Thursday, February 1, 2018

Property Agreements

Property agreements are commonly thought of as “pre-nuptial agreements” between people about to get married who want to protect separate property, or protect an inherited family home, from being later divided by the court as community property, if there should be a divorce.
However, property agreements can be made between spouses after marriage to clarify the status of property in the event of death of one or both spouses, as well as in case of divorce.

Also, these days, someone who has had a rough divorce will say, “I’m never getting married, so I won’t go through that again,” but then, after spending a decade with someone they did not marry, they learn that their “marriage-like” property can be divided just like community property.  Even the unmarried need property agreements.  Just refusing to get married does not prevent a subsequent battle over the distribution of property accumulated during a committed, intimate, relationship.
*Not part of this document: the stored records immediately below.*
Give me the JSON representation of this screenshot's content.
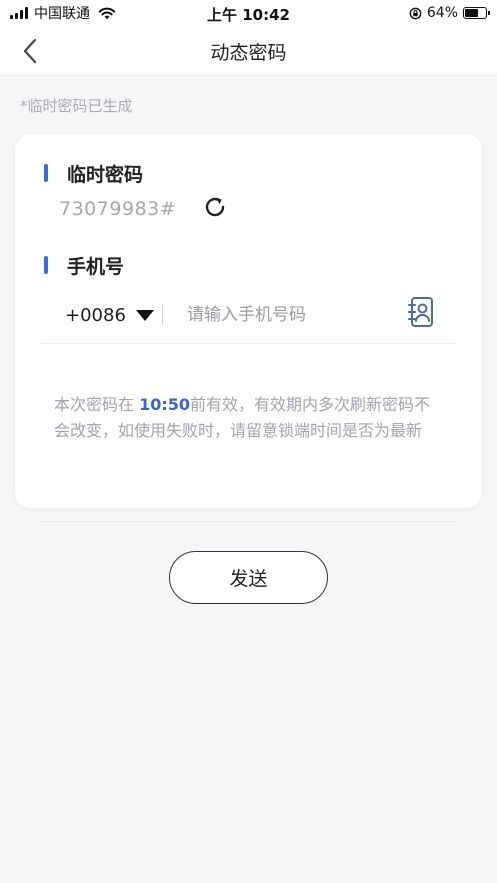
{
  "status_bar": {
    "carrier": "中国联通",
    "time": "上午 10:42",
    "battery_percent": "64%",
    "battery_level": 0.64
  },
  "nav": {
    "title": "动态密码",
    "back_icon": "chevron-left-icon"
  },
  "hint": "*临时密码已生成",
  "temp_password": {
    "title": "临时密码",
    "value": "73079983#",
    "refresh_icon": "refresh-icon"
  },
  "phone": {
    "title": "手机号",
    "country_code": "+0086",
    "placeholder": "请输入手机号码",
    "value": "",
    "contacts_icon": "contacts-book-icon"
  },
  "validity_note": {
    "prefix": "本次密码在 ",
    "time": "10:50",
    "suffix": "前有效，有效期内多次刷新密码不会改变，如使用失败时，请留意锁端时间是否为最新"
  },
  "send_button": "发送",
  "colors": {
    "accent": "#3b6ad9",
    "highlight_time": "#3a64c8",
    "background": "#f6f6f8",
    "card": "#ffffff",
    "muted_text": "#a3a3ab"
  }
}
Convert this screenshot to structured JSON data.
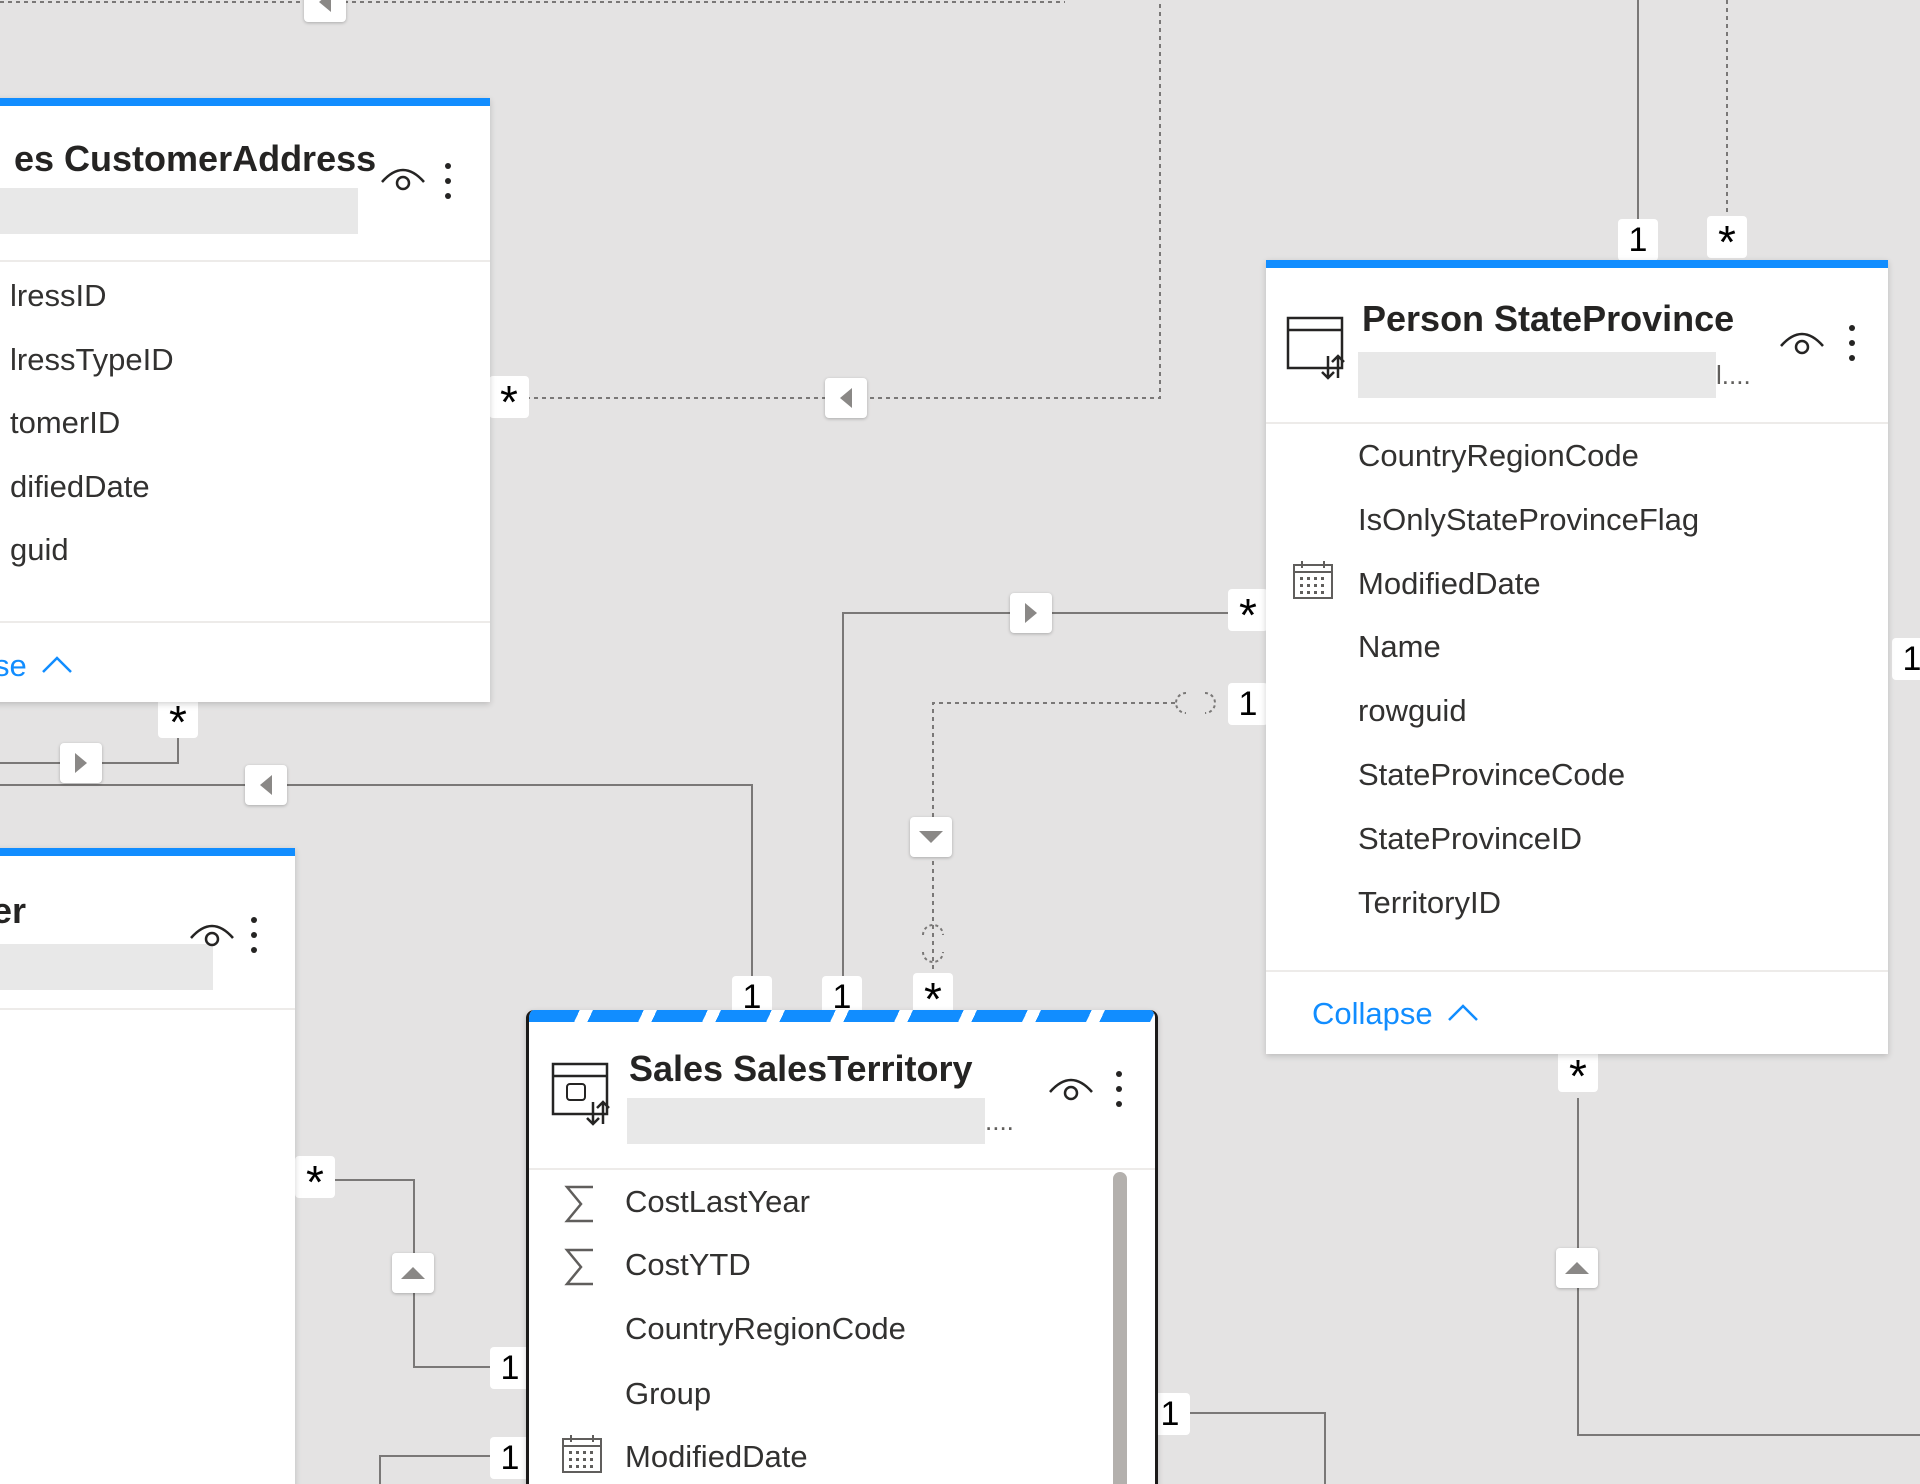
{
  "tables": {
    "customer_address": {
      "title": "es CustomerAddress",
      "fields": [
        "lressID",
        "lressTypeID",
        "tomerID",
        "difiedDate",
        "guid"
      ],
      "collapse_label": "se"
    },
    "partial_table": {
      "title": "er"
    },
    "state_province": {
      "title": "Person StateProvince",
      "description_ellipsis": "l....",
      "fields": [
        "CountryRegionCode",
        "IsOnlyStateProvinceFlag",
        "ModifiedDate",
        "Name",
        "rowguid",
        "StateProvinceCode",
        "StateProvinceID",
        "TerritoryID"
      ],
      "field_icons": [
        "",
        "",
        "calendar-icon",
        "",
        "",
        "",
        "",
        ""
      ],
      "collapse_label": "Collapse"
    },
    "sales_territory": {
      "title": "Sales SalesTerritory",
      "description_ellipsis": "....",
      "fields": [
        "CostLastYear",
        "CostYTD",
        "CountryRegionCode",
        "Group",
        "ModifiedDate"
      ],
      "field_icons": [
        "sigma-icon",
        "sigma-icon",
        "",
        "",
        "calendar-icon"
      ]
    }
  },
  "cardinality": {
    "one": "1",
    "many": "*"
  },
  "colors": {
    "accent": "#118dff",
    "canvas": "#e4e3e3",
    "line": "#7a7877"
  }
}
Most people should have a property agreement. One person who is adept at drafting a binding property agreement is Spokane family attorney Craig Mason.  Arrange an appointment at his office located at West 1707 Broadway in Spokane by calling (509) 443-3681.